The Northwest Division of NARP, in conjunction with All Aboard Washington and Association of Oregon Rail and Transit Advocates, held a successful Spring 2012 membership meeting this past weekend in Whitefish, Montana.
Passenger rail advocates from Alaska, Washington, Oregon, Idaho and Montana were in attendance to hear a keynote speech from Federal Railroad Administrator Joseph Szabo plus presentations by NARP Chairman Bob Stewart and Amtrak VP—Government Affairs and Corporate Communiations Joe McHugh.
You can find video of the local news coverage on the NARP Blog.
The head of the U.S. Department of Transportation and the Federal Railroad Administration joined with local officials and advocates at Portland’s Union Station on March 16 to recognize the work done on the Pacific Northwest Passenger Rail Corridor construction project.
The region has received $814 million in High Speed and Intercity Passenger Rail Program grant dollars to upgrade the intercity passenger rail corridor that runs between Vancouver, British Columbia, Seattle, Portland and Eugene, Oregon. The upgrades will provide a much needed expansion in capacity, with the number of roundtrips between Portland and Seattle expected to increase by 50 percent in just five years.
“All across the country, rail projects like this are putting Americans to work creating transportation options while reducing congestion,” said Transportation Secretary Ray LaHood. “As part of President Obama’s plan to rebuild America, this project is spurring economic development in the short term and will transform American transportation for generations to come by bolstering our economic competitiveness.”

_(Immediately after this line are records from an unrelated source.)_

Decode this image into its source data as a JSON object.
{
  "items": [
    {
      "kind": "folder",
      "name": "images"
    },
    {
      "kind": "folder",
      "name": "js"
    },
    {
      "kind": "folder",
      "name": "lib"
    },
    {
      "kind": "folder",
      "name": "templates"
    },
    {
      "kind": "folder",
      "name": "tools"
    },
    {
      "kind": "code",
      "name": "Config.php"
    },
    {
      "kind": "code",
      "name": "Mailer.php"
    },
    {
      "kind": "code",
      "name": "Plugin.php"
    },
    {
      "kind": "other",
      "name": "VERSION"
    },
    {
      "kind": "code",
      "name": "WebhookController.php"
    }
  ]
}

The move will benefit the southern segment, which connects the cities of Portland, Salem, and Eugene. This corridor links Oregon’s economic center to the state capital, and joins the three largest public universities. Ridership on the southern segment grew 22 percent last year.

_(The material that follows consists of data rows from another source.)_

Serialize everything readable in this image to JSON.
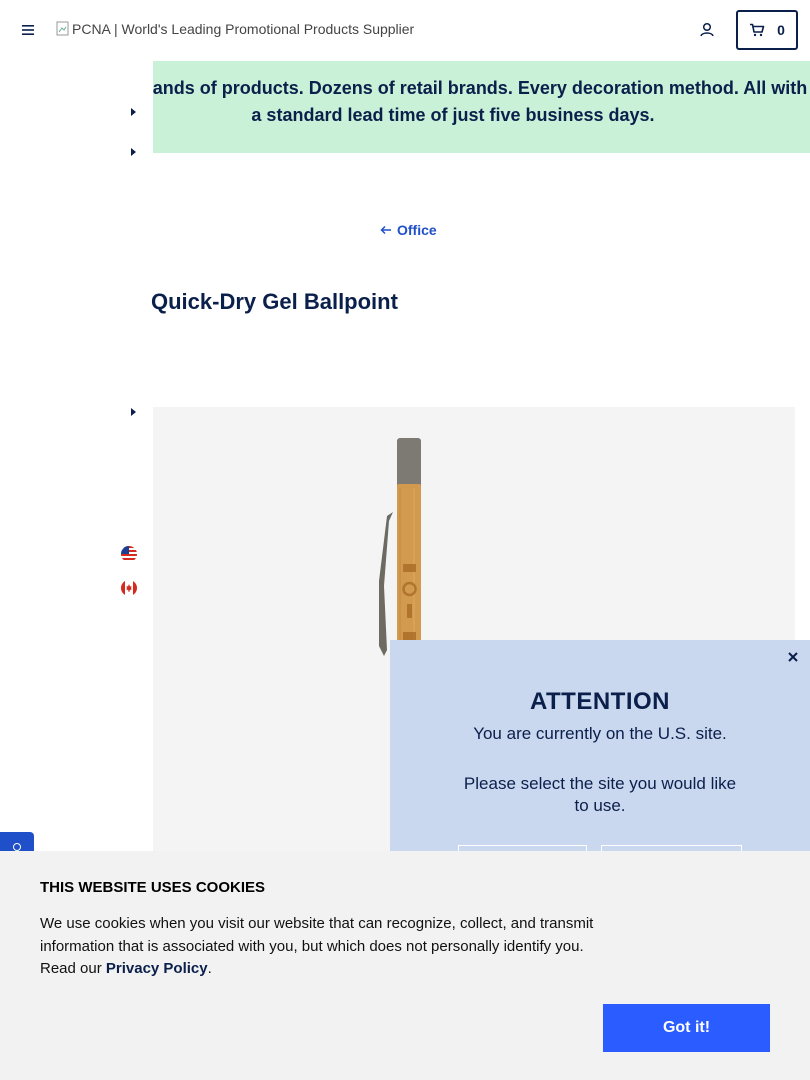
{
  "header": {
    "logo_alt": "PCNA | World's Leading Promotional Products Supplier",
    "cart_count": "0"
  },
  "banner": {
    "text": "Thousands of products. Dozens of retail brands. Every decoration method. All with a standard lead time of just five business days."
  },
  "breadcrumb": {
    "back_label": "Office"
  },
  "product": {
    "title": "Quick-Dry Gel Ballpoint"
  },
  "modal": {
    "title": "ATTENTION",
    "message": "You are currently on the U.S. site.",
    "prompt": "Please select the site you would like to use."
  },
  "cookie": {
    "title": "THIS WEBSITE USES COOKIES",
    "text": "We use cookies when you visit our website that can recognize, collect, and transmit information that is associated with you, but which does not personally identify you. Read our ",
    "policy_link": "Privacy Policy",
    "period": ".",
    "button": "Got it!"
  },
  "colors": {
    "navy": "#0b1f4b",
    "banner_bg": "#c9f1d8",
    "modal_bg": "#c9d7ef",
    "accent_blue": "#2a5cff"
  },
  "icons": [
    "menu-icon",
    "account-icon",
    "cart-icon",
    "caret-right-icon",
    "arrow-left-icon",
    "us-flag-icon",
    "canada-flag-icon",
    "close-icon"
  ]
}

“A world-class transportation network is the foundation of America’s economic success,” said Administrator Joseph Szabo. “These investments create American jobs, make the regional economy stronger and produce a more efficient transportation system that’s better for consumers and the environment.”
Amtrak is teaming up with actress and philanthropist Rosario Dawson for National Train Day on May 12 of this year.
Amtrak will host key events at stations in New York City’s Grand Central Terminal, Philadelphia’s 30th Street Station, and Union Stations in Chicago and Los Angeles (Washington, D.C. won’t have an event this year due to extensive restoration work being done in Union Station to repair damage caused by an earthquake in August). There will also be scores of events organized by local passengers throughout the country.
Dawson was enthusiastic in her reminiscing on the importance of trains in her childhood:
“I love trains not only because they offer a more intimate way to see the country and experience the communities along the way, but also because they are one of the greenest ways to travel, which is a value that has always been important to me. So many of my very first memories of travel as a kid in New York City were on the train. I remember riding on Amtrak and jumping up at the first opportunity to visit the café car. It’s great to be able to walk around, hang out and grab a bite at my leisure. I’m always watching the fast changing scenery through the windows which can be as mesmerizing as a film. It always makes the trip so much more vivid.”
Amtrak’s events will include displays on equipment, model trains, high-speed trains, K-9 units, and more. There will also be activities for children and Amtrak merchandise for sale.
“We are thrilled to have Rosario Dawson, someone who is an inspiration both on and off the screen, as our spokesperson for the 5th Annual National Train Day,” says Emmett Fremaux, “Like many of our customers, she is passionate about staying connected to her community and is someone who enjoys the journey, not just the destination.”